• _DATA_
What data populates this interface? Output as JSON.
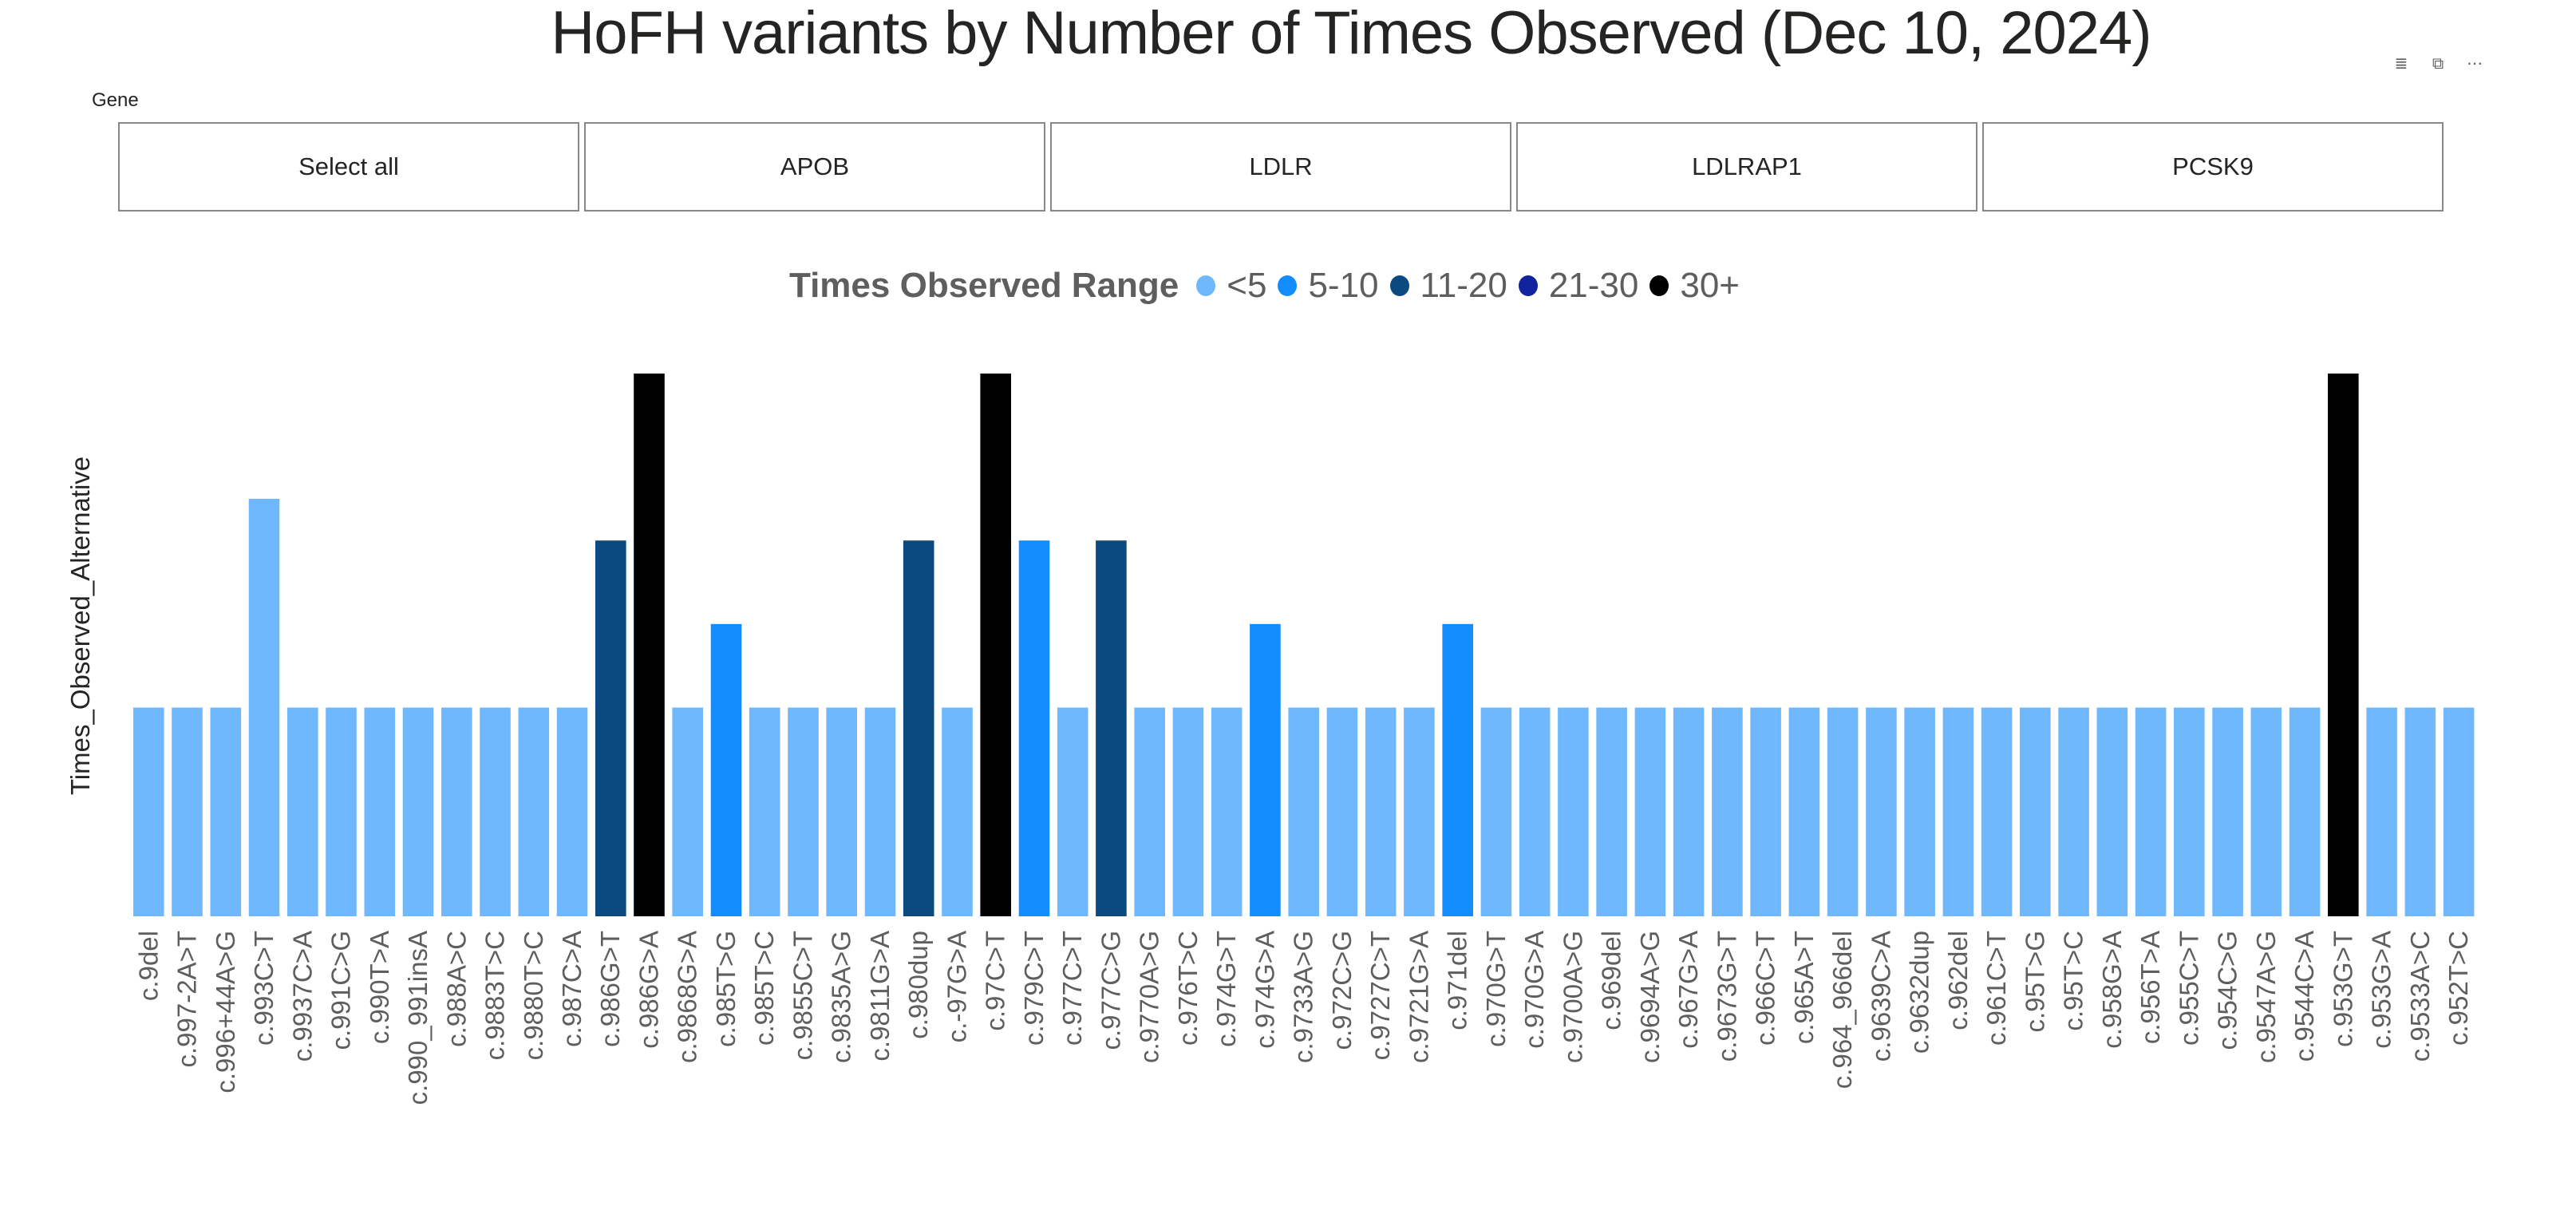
{
  "title": "HoFH variants by Number of Times Observed (Dec 10, 2024)",
  "header_icons": [
    {
      "name": "filter-icon",
      "glyph": "≣"
    },
    {
      "name": "focus-mode-icon",
      "glyph": "⧉"
    },
    {
      "name": "more-options-icon",
      "glyph": "⋯"
    }
  ],
  "slicer": {
    "label": "Gene",
    "options": [
      "Select all",
      "APOB",
      "LDLR",
      "LDLRAP1",
      "PCSK9"
    ]
  },
  "chart_data": {
    "type": "bar",
    "title": "HoFH variants by Number of Times Observed (Dec 10, 2024)",
    "xlabel": "",
    "ylabel": "Times_Observed_Alternative",
    "ylim": [
      0,
      6.5
    ],
    "grid": false,
    "legend": {
      "title": "Times Observed Range",
      "placement": "top-center",
      "entries": [
        {
          "label": "<5",
          "color": "#6FB8FD"
        },
        {
          "label": "5-10",
          "color": "#118DFF"
        },
        {
          "label": "11-20",
          "color": "#0B4A80"
        },
        {
          "label": "21-30",
          "color": "#12239E"
        },
        {
          "label": "30+",
          "color": "#000000"
        }
      ]
    },
    "categories": [
      "c.9del",
      "c.997-2A>T",
      "c.996+44A>G",
      "c.993C>T",
      "c.9937C>A",
      "c.991C>G",
      "c.990T>A",
      "c.990_991insA",
      "c.988A>C",
      "c.9883T>C",
      "c.9880T>C",
      "c.987C>A",
      "c.986G>T",
      "c.986G>A",
      "c.9868G>A",
      "c.985T>G",
      "c.985T>C",
      "c.9855C>T",
      "c.9835A>G",
      "c.9811G>A",
      "c.980dup",
      "c.-97G>A",
      "c.97C>T",
      "c.979C>T",
      "c.977C>T",
      "c.977C>G",
      "c.9770A>G",
      "c.976T>C",
      "c.974G>T",
      "c.974G>A",
      "c.9733A>G",
      "c.972C>G",
      "c.9727C>T",
      "c.9721G>A",
      "c.971del",
      "c.970G>T",
      "c.970G>A",
      "c.9700A>G",
      "c.969del",
      "c.9694A>G",
      "c.967G>A",
      "c.9673G>T",
      "c.966C>T",
      "c.965A>T",
      "c.964_966del",
      "c.9639C>A",
      "c.9632dup",
      "c.962del",
      "c.961C>T",
      "c.95T>G",
      "c.95T>C",
      "c.958G>A",
      "c.956T>A",
      "c.955C>T",
      "c.954C>G",
      "c.9547A>G",
      "c.9544C>A",
      "c.953G>T",
      "c.953G>A",
      "c.9533A>C",
      "c.952T>C"
    ],
    "values": [
      2.5,
      2.5,
      2.5,
      5.0,
      2.5,
      2.5,
      2.5,
      2.5,
      2.5,
      2.5,
      2.5,
      2.5,
      4.5,
      6.5,
      2.5,
      3.5,
      2.5,
      2.5,
      2.5,
      2.5,
      4.5,
      2.5,
      6.5,
      4.5,
      2.5,
      4.5,
      2.5,
      2.5,
      2.5,
      3.5,
      2.5,
      2.5,
      2.5,
      2.5,
      3.5,
      2.5,
      2.5,
      2.5,
      2.5,
      2.5,
      2.5,
      2.5,
      2.5,
      2.5,
      2.5,
      2.5,
      2.5,
      2.5,
      2.5,
      2.5,
      2.5,
      2.5,
      2.5,
      2.5,
      2.5,
      2.5,
      2.5,
      6.5,
      2.5,
      2.5,
      2.5
    ],
    "range_category": [
      "<5",
      "<5",
      "<5",
      "<5",
      "<5",
      "<5",
      "<5",
      "<5",
      "<5",
      "<5",
      "<5",
      "<5",
      "11-20",
      "30+",
      "<5",
      "5-10",
      "<5",
      "<5",
      "<5",
      "<5",
      "11-20",
      "<5",
      "30+",
      "5-10",
      "<5",
      "11-20",
      "<5",
      "<5",
      "<5",
      "5-10",
      "<5",
      "<5",
      "<5",
      "<5",
      "5-10",
      "<5",
      "<5",
      "<5",
      "<5",
      "<5",
      "<5",
      "<5",
      "<5",
      "<5",
      "<5",
      "<5",
      "<5",
      "<5",
      "<5",
      "<5",
      "<5",
      "<5",
      "<5",
      "<5",
      "<5",
      "<5",
      "<5",
      "30+",
      "<5",
      "<5",
      "<5"
    ]
  }
}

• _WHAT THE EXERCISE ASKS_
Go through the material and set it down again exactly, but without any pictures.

• _FINAL ANSWER_
What data populates this interface? Output as JSON.
{
  "title": "HoFH variants by Number of Times Observed (Dec 10, 2024)",
  "header_icons": [
    {
      "name": "filter-icon",
      "glyph": "≣"
    },
    {
      "name": "focus-mode-icon",
      "glyph": "⧉"
    },
    {
      "name": "more-options-icon",
      "glyph": "⋯"
    }
  ],
  "slicer": {
    "label": "Gene",
    "options": [
      "Select all",
      "APOB",
      "LDLR",
      "LDLRAP1",
      "PCSK9"
    ]
  },
  "chart_data": {
    "type": "bar",
    "title": "HoFH variants by Number of Times Observed (Dec 10, 2024)",
    "xlabel": "",
    "ylabel": "Times_Observed_Alternative",
    "ylim": [
      0,
      6.5
    ],
    "grid": false,
    "legend": {
      "title": "Times Observed Range",
      "placement": "top-center",
      "entries": [
        {
          "label": "<5",
          "color": "#6FB8FD"
        },
        {
          "label": "5-10",
          "color": "#118DFF"
        },
        {
          "label": "11-20",
          "color": "#0B4A80"
        },
        {
          "label": "21-30",
          "color": "#12239E"
        },
        {
          "label": "30+",
          "color": "#000000"
        }
      ]
    },
    "categories": [
      "c.9del",
      "c.997-2A>T",
      "c.996+44A>G",
      "c.993C>T",
      "c.9937C>A",
      "c.991C>G",
      "c.990T>A",
      "c.990_991insA",
      "c.988A>C",
      "c.9883T>C",
      "c.9880T>C",
      "c.987C>A",
      "c.986G>T",
      "c.986G>A",
      "c.9868G>A",
      "c.985T>G",
      "c.985T>C",
      "c.9855C>T",
      "c.9835A>G",
      "c.9811G>A",
      "c.980dup",
      "c.-97G>A",
      "c.97C>T",
      "c.979C>T",
      "c.977C>T",
      "c.977C>G",
      "c.9770A>G",
      "c.976T>C",
      "c.974G>T",
      "c.974G>A",
      "c.9733A>G",
      "c.972C>G",
      "c.9727C>T",
      "c.9721G>A",
      "c.971del",
      "c.970G>T",
      "c.970G>A",
      "c.9700A>G",
      "c.969del",
      "c.9694A>G",
      "c.967G>A",
      "c.9673G>T",
      "c.966C>T",
      "c.965A>T",
      "c.964_966del",
      "c.9639C>A",
      "c.9632dup",
      "c.962del",
      "c.961C>T",
      "c.95T>G",
      "c.95T>C",
      "c.958G>A",
      "c.956T>A",
      "c.955C>T",
      "c.954C>G",
      "c.9547A>G",
      "c.9544C>A",
      "c.953G>T",
      "c.953G>A",
      "c.9533A>C",
      "c.952T>C"
    ],
    "values": [
      2.5,
      2.5,
      2.5,
      5.0,
      2.5,
      2.5,
      2.5,
      2.5,
      2.5,
      2.5,
      2.5,
      2.5,
      4.5,
      6.5,
      2.5,
      3.5,
      2.5,
      2.5,
      2.5,
      2.5,
      4.5,
      2.5,
      6.5,
      4.5,
      2.5,
      4.5,
      2.5,
      2.5,
      2.5,
      3.5,
      2.5,
      2.5,
      2.5,
      2.5,
      3.5,
      2.5,
      2.5,
      2.5,
      2.5,
      2.5,
      2.5,
      2.5,
      2.5,
      2.5,
      2.5,
      2.5,
      2.5,
      2.5,
      2.5,
      2.5,
      2.5,
      2.5,
      2.5,
      2.5,
      2.5,
      2.5,
      2.5,
      6.5,
      2.5,
      2.5,
      2.5
    ],
    "range_category": [
      "<5",
      "<5",
      "<5",
      "<5",
      "<5",
      "<5",
      "<5",
      "<5",
      "<5",
      "<5",
      "<5",
      "<5",
      "11-20",
      "30+",
      "<5",
      "5-10",
      "<5",
      "<5",
      "<5",
      "<5",
      "11-20",
      "<5",
      "30+",
      "5-10",
      "<5",
      "11-20",
      "<5",
      "<5",
      "<5",
      "5-10",
      "<5",
      "<5",
      "<5",
      "<5",
      "5-10",
      "<5",
      "<5",
      "<5",
      "<5",
      "<5",
      "<5",
      "<5",
      "<5",
      "<5",
      "<5",
      "<5",
      "<5",
      "<5",
      "<5",
      "<5",
      "<5",
      "<5",
      "<5",
      "<5",
      "<5",
      "<5",
      "<5",
      "30+",
      "<5",
      "<5",
      "<5"
    ]
  }
}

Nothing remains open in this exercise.